[REQUIREMENT] Copy every line of the records below where the word "zoom" occurs.

[INFORMATION]
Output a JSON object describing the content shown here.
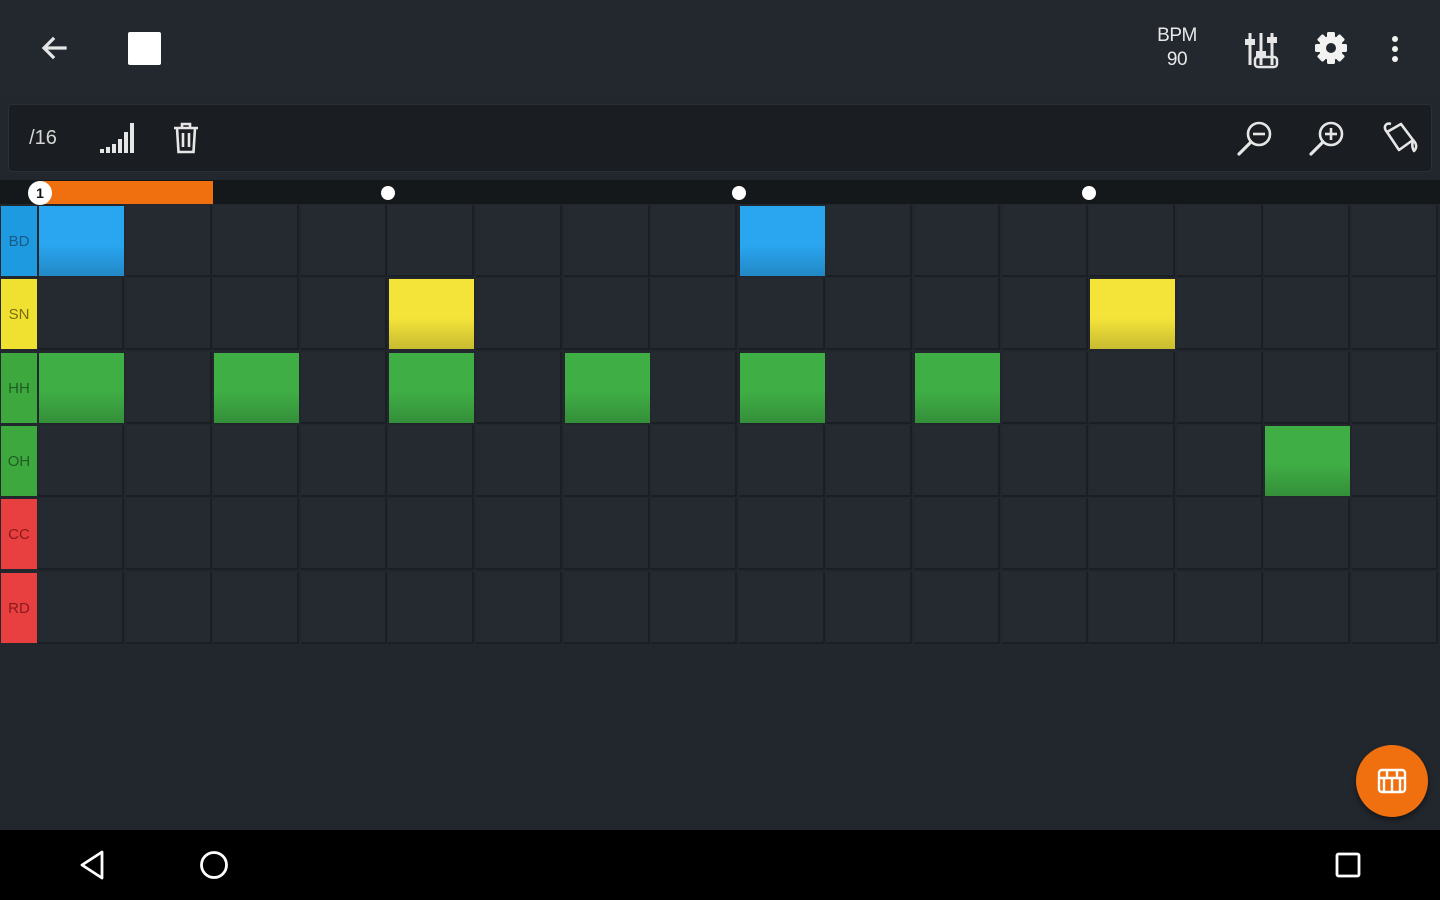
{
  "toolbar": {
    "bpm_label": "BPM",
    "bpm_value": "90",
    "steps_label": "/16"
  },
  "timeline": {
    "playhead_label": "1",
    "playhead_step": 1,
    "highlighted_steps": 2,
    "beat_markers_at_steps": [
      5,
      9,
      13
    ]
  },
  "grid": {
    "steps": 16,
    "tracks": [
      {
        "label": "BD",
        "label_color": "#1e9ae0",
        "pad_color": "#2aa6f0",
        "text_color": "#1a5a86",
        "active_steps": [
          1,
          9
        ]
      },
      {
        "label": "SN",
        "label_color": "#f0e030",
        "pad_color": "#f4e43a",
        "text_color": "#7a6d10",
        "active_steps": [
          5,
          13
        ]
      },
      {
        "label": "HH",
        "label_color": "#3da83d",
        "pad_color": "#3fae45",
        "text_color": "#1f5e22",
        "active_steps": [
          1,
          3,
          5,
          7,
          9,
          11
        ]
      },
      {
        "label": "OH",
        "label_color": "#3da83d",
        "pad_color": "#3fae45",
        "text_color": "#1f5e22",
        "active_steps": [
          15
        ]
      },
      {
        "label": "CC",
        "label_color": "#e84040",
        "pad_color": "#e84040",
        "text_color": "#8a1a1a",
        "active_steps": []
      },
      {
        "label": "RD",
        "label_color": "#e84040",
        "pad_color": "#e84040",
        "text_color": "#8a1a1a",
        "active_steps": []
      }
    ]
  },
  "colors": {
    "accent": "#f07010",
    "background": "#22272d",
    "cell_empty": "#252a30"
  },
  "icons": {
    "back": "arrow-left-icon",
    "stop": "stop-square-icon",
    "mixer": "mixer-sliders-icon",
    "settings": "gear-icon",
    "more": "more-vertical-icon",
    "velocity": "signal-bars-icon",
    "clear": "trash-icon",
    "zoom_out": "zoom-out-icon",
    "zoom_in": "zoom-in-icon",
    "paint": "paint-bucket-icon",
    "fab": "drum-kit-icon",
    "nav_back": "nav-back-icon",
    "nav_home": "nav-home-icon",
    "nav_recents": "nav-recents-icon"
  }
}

[ANSWER SECTION]
    "zoom_out": "zoom-out-icon",
    "zoom_in": "zoom-in-icon",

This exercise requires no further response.